WHAT TO DO: Scan the material for the word "text" and copy each line where it occurs.

DATA SHOWN:

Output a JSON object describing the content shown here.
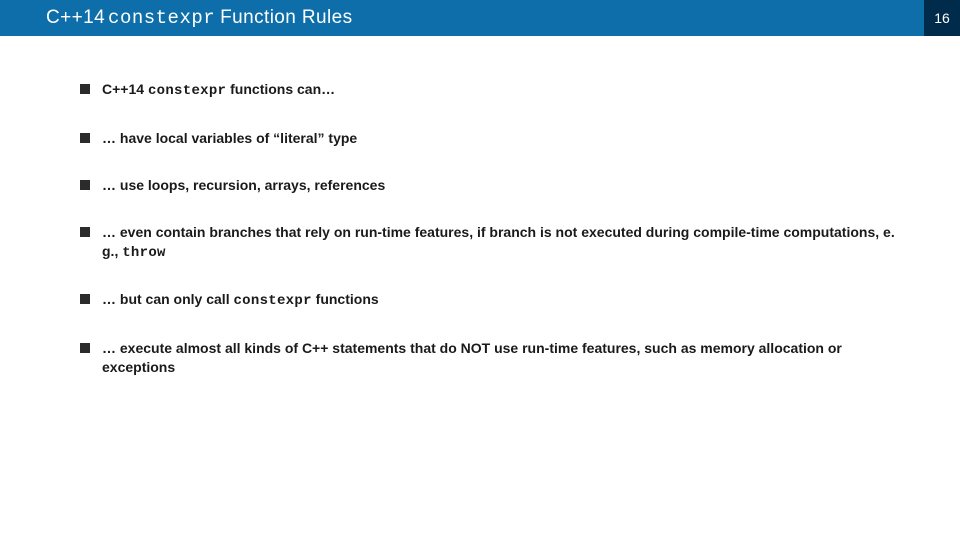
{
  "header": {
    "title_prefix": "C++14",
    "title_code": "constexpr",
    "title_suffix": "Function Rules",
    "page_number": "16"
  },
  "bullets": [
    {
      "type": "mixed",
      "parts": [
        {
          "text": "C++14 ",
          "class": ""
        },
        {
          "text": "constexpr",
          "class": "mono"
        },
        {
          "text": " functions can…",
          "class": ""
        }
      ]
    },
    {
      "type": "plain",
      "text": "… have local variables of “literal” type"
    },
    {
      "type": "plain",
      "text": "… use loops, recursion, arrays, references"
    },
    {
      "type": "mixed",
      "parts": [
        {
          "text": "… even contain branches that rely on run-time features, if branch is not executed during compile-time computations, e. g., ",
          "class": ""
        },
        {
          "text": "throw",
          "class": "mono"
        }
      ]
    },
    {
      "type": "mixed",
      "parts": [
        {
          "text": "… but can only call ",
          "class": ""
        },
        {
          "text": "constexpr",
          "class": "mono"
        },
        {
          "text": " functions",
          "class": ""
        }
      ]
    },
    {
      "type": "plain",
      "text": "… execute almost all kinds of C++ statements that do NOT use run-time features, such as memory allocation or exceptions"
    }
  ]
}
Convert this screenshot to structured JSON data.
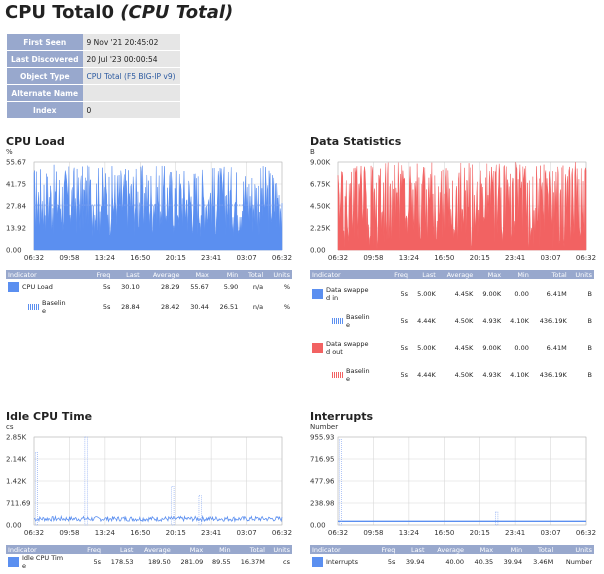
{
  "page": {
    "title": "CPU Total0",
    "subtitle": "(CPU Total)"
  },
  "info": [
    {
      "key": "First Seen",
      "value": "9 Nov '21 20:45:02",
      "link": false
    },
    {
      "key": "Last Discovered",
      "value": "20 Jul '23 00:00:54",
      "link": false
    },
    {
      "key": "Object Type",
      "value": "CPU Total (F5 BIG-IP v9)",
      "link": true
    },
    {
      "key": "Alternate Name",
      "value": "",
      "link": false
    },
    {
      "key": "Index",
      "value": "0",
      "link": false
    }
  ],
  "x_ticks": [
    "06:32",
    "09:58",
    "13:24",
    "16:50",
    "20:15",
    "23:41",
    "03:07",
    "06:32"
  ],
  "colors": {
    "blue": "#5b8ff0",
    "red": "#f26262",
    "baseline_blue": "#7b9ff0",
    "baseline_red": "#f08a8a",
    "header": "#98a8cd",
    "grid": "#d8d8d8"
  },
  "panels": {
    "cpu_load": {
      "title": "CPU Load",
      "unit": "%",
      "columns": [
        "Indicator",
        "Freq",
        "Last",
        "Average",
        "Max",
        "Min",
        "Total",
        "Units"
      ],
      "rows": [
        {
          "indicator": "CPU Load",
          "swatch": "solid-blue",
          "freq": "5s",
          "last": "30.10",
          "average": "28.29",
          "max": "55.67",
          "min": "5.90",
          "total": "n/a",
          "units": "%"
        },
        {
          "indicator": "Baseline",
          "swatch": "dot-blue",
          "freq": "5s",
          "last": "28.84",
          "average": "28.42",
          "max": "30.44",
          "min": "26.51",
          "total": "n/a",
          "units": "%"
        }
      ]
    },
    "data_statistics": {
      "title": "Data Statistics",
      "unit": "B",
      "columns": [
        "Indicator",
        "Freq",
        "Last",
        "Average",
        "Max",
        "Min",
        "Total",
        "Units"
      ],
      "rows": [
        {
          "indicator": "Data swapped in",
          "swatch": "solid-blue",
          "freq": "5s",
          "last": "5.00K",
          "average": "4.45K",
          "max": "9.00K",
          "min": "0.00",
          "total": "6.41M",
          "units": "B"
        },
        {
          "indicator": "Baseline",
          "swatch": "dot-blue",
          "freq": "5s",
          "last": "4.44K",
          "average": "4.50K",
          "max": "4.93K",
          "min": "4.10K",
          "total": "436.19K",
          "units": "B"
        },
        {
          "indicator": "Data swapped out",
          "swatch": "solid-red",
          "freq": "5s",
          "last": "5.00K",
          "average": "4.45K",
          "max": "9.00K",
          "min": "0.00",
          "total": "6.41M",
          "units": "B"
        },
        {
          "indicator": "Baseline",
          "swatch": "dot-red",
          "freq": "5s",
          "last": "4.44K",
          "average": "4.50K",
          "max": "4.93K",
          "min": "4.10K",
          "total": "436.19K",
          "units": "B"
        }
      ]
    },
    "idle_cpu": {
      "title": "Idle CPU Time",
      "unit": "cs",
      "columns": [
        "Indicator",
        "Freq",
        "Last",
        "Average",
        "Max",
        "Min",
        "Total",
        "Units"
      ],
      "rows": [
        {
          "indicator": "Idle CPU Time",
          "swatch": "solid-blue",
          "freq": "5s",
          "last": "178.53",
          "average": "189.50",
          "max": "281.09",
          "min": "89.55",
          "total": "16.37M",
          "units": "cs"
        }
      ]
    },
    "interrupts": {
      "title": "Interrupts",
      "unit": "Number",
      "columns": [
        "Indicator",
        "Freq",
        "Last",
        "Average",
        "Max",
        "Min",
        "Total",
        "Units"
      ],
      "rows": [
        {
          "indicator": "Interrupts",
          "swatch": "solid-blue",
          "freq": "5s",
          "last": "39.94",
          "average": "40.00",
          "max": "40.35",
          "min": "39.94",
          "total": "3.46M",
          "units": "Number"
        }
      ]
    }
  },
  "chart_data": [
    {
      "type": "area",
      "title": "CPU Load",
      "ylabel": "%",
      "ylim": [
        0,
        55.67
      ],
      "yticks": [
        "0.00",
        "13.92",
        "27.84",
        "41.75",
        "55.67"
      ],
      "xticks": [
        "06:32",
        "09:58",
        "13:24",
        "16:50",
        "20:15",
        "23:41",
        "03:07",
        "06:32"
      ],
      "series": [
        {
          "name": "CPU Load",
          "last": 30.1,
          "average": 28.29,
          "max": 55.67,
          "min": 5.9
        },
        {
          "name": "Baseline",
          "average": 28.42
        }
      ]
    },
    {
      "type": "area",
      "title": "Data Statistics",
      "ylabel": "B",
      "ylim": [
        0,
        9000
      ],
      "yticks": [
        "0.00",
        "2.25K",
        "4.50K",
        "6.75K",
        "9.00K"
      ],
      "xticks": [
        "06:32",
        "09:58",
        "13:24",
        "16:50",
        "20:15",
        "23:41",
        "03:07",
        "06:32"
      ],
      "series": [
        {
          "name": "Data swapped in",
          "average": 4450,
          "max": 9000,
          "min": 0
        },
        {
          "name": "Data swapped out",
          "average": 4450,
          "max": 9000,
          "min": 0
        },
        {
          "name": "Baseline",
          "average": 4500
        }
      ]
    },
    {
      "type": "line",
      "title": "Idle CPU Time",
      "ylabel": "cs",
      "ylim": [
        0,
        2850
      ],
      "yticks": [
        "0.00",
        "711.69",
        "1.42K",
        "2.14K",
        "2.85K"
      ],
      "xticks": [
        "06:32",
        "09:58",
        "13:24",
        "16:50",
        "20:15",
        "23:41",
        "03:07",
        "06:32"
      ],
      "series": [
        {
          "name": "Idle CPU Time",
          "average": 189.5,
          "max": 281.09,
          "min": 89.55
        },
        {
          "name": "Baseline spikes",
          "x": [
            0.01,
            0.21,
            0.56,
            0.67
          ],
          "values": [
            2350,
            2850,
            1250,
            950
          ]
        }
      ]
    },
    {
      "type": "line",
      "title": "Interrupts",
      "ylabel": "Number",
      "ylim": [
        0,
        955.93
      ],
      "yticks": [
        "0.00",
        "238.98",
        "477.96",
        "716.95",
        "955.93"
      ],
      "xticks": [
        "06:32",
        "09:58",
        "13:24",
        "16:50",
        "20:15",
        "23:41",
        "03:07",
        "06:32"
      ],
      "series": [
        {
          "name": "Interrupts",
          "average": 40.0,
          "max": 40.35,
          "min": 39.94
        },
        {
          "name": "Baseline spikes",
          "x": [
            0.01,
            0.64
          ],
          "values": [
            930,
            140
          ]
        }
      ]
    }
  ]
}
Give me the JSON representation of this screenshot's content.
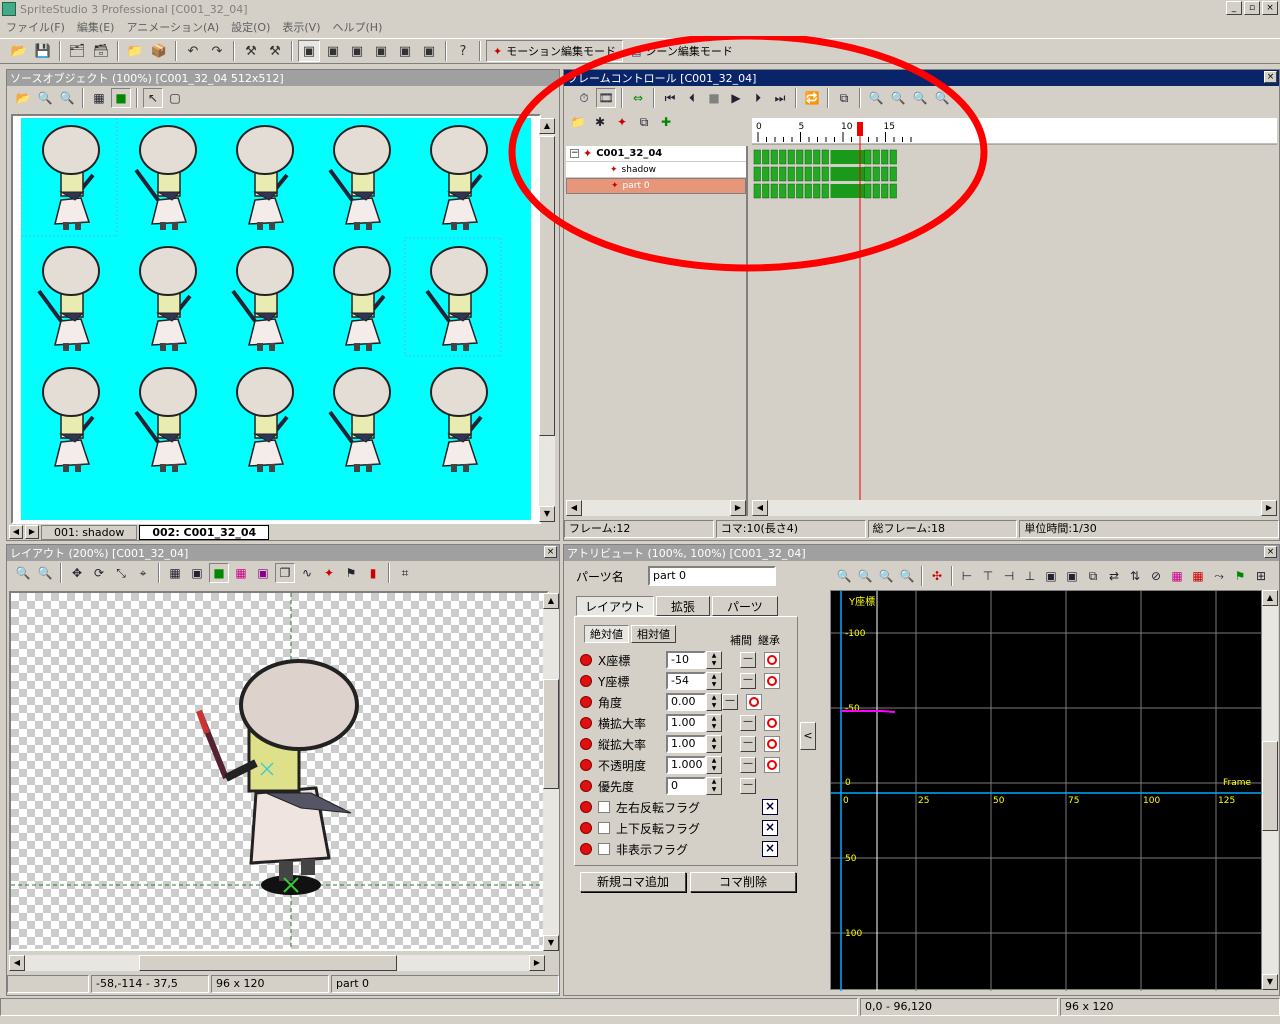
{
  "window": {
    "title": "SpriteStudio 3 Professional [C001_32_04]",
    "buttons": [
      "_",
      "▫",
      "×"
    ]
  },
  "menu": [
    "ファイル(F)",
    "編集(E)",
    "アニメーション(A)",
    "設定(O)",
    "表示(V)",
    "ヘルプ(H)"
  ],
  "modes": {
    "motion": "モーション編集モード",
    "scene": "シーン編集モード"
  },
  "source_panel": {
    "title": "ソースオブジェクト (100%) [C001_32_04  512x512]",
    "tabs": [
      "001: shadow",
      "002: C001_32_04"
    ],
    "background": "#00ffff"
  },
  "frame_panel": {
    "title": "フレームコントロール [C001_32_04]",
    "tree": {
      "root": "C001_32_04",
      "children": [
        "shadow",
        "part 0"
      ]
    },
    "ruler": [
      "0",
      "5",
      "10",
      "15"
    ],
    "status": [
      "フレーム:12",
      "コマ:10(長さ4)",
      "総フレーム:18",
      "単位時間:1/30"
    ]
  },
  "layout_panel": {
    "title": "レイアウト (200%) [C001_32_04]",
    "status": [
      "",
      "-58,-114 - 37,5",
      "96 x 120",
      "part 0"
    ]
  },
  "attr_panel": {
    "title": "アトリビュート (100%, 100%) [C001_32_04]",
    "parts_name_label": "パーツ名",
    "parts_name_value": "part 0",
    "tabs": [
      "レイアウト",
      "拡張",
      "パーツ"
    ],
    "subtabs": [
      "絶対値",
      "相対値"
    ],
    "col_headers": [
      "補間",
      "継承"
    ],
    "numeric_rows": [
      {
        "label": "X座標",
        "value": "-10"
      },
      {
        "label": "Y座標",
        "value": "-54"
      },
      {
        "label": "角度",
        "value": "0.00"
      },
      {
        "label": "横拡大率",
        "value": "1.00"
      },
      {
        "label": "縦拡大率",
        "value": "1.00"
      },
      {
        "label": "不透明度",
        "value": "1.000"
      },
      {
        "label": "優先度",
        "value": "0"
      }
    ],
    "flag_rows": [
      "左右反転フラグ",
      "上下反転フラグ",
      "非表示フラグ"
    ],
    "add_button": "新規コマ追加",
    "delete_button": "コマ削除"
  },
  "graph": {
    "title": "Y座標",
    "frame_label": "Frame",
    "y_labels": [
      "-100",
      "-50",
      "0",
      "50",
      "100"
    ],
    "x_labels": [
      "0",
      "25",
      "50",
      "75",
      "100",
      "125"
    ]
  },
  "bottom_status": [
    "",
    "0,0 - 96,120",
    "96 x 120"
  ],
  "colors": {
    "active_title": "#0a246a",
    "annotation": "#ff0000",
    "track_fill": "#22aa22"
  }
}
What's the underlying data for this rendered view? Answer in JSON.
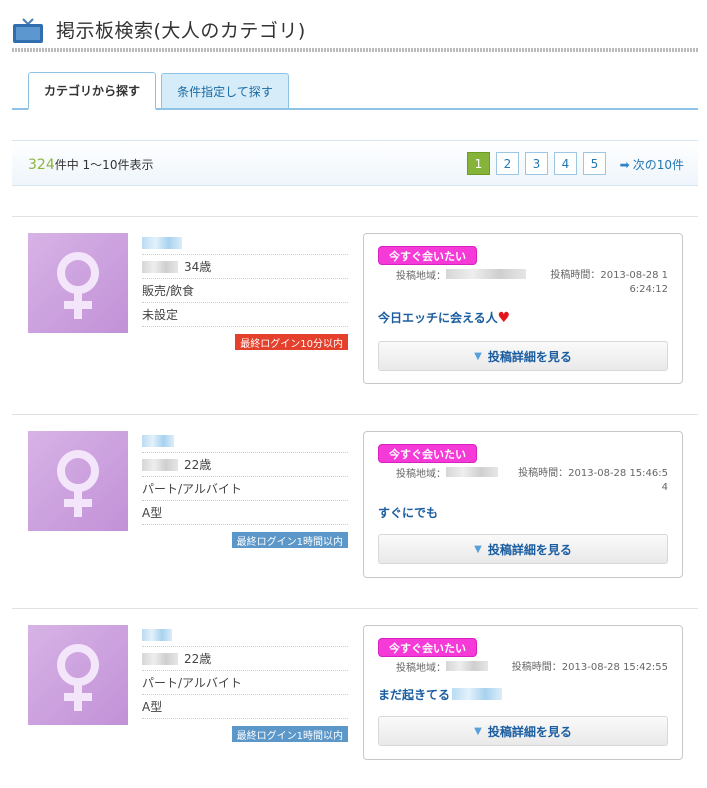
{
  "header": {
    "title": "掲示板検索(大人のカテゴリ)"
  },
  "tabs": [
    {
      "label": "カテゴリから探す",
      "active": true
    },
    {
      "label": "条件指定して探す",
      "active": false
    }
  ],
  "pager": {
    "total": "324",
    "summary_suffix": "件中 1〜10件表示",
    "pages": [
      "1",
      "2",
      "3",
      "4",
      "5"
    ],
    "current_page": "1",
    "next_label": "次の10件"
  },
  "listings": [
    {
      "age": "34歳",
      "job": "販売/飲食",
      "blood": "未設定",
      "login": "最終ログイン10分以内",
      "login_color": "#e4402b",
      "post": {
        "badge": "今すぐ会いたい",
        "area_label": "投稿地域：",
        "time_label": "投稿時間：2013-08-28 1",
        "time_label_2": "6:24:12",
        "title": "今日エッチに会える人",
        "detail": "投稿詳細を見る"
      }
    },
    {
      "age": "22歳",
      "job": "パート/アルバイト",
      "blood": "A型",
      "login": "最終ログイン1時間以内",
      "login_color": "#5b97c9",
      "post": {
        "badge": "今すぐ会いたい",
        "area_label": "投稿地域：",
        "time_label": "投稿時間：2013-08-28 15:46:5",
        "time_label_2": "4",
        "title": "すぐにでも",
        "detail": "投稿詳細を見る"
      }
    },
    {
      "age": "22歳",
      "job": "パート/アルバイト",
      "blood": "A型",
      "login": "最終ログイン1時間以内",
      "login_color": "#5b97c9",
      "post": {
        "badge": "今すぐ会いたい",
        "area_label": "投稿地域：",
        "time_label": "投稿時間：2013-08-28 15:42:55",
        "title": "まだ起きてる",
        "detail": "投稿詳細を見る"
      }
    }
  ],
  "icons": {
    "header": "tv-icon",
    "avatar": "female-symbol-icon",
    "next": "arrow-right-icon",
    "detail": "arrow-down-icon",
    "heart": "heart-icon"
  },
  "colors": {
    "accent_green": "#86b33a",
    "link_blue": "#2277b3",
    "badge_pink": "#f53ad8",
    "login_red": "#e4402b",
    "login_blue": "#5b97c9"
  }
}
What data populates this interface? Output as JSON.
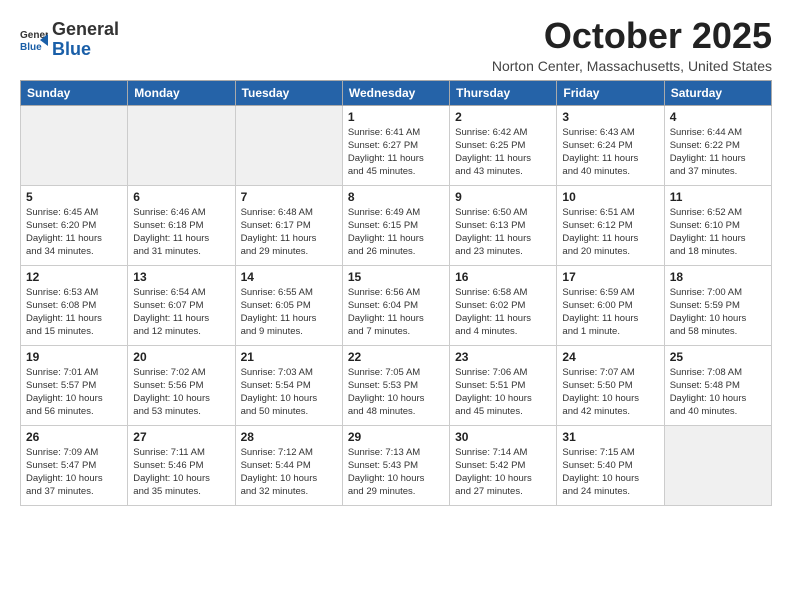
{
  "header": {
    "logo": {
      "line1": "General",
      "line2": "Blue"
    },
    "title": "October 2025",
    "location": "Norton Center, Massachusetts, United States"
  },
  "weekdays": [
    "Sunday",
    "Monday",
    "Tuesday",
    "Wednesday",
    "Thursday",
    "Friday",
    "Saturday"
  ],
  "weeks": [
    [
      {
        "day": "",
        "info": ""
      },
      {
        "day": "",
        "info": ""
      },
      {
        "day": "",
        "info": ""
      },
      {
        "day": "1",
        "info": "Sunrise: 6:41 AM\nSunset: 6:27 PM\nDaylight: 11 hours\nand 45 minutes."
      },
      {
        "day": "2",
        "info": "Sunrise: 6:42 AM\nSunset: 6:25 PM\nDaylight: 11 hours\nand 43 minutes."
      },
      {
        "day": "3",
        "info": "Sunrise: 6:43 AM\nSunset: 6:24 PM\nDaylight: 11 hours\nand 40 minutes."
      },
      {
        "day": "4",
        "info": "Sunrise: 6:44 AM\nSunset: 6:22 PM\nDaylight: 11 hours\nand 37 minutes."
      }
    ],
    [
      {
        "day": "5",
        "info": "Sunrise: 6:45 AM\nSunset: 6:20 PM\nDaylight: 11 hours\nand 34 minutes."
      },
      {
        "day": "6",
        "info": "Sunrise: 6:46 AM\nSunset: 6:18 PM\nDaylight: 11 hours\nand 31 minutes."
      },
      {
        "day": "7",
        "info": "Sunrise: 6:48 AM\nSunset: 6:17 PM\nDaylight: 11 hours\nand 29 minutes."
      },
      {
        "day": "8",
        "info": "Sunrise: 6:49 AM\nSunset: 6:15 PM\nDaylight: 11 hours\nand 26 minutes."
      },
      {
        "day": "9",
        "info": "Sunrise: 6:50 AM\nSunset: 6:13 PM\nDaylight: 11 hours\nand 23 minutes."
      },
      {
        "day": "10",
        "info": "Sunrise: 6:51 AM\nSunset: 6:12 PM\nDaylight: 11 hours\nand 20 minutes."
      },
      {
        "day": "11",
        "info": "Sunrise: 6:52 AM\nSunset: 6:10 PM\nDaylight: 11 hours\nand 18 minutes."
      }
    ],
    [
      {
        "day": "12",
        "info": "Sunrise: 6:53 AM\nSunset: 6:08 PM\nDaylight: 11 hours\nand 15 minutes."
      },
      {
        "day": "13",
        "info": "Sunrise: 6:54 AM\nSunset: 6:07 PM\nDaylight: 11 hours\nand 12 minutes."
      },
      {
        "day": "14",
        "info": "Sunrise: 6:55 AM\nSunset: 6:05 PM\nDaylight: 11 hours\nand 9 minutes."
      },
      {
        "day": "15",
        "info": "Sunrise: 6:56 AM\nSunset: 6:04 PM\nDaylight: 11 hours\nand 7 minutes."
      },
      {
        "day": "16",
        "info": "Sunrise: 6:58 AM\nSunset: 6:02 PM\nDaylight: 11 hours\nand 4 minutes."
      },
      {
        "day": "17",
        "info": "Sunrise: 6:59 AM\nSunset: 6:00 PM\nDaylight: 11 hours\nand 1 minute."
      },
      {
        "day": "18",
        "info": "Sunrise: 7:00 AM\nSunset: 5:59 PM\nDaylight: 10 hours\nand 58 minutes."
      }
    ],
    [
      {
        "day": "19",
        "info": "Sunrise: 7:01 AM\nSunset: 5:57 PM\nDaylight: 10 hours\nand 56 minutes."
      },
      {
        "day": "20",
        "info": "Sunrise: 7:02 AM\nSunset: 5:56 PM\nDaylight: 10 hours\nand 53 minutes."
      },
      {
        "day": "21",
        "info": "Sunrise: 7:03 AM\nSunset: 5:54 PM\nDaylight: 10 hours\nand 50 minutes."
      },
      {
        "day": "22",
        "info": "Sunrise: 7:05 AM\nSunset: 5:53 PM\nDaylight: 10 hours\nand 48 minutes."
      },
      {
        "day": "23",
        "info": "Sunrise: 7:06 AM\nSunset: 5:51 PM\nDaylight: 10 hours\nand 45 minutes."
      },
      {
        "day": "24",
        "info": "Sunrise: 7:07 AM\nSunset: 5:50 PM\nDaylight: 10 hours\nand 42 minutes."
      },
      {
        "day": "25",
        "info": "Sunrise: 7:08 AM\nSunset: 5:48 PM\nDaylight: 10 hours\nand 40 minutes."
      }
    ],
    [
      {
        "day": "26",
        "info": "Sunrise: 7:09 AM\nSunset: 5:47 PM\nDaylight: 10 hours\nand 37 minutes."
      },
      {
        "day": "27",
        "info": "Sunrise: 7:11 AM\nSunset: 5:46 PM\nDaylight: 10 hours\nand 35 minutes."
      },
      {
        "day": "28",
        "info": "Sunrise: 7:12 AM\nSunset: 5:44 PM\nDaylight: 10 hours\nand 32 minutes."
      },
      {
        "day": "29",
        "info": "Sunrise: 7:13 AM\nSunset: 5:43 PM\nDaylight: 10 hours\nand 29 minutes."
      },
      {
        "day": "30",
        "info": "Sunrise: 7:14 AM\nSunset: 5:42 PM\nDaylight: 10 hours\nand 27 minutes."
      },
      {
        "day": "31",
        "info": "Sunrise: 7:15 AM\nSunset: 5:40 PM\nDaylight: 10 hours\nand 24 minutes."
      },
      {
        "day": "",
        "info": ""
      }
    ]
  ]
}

TASK OUTPUT:
          "text": "C++14 ",
          "text": "constexpr",
          "text": " functions can…",
      "text": "… have local variables of “literal” type"
      "text": "… use loops, recursion, arrays, references"
          "text": "… even contain branches that rely on run-time features, if branch is not executed during compile-time computations, e. g., ",
          "text": "throw",
          "text": "… but can only call ",
          "text": "constexpr",
          "text": " functions",
      "text": "… execute almost all kinds of C++ statements that do NOT use run-time features, such as memory allocation or exceptions"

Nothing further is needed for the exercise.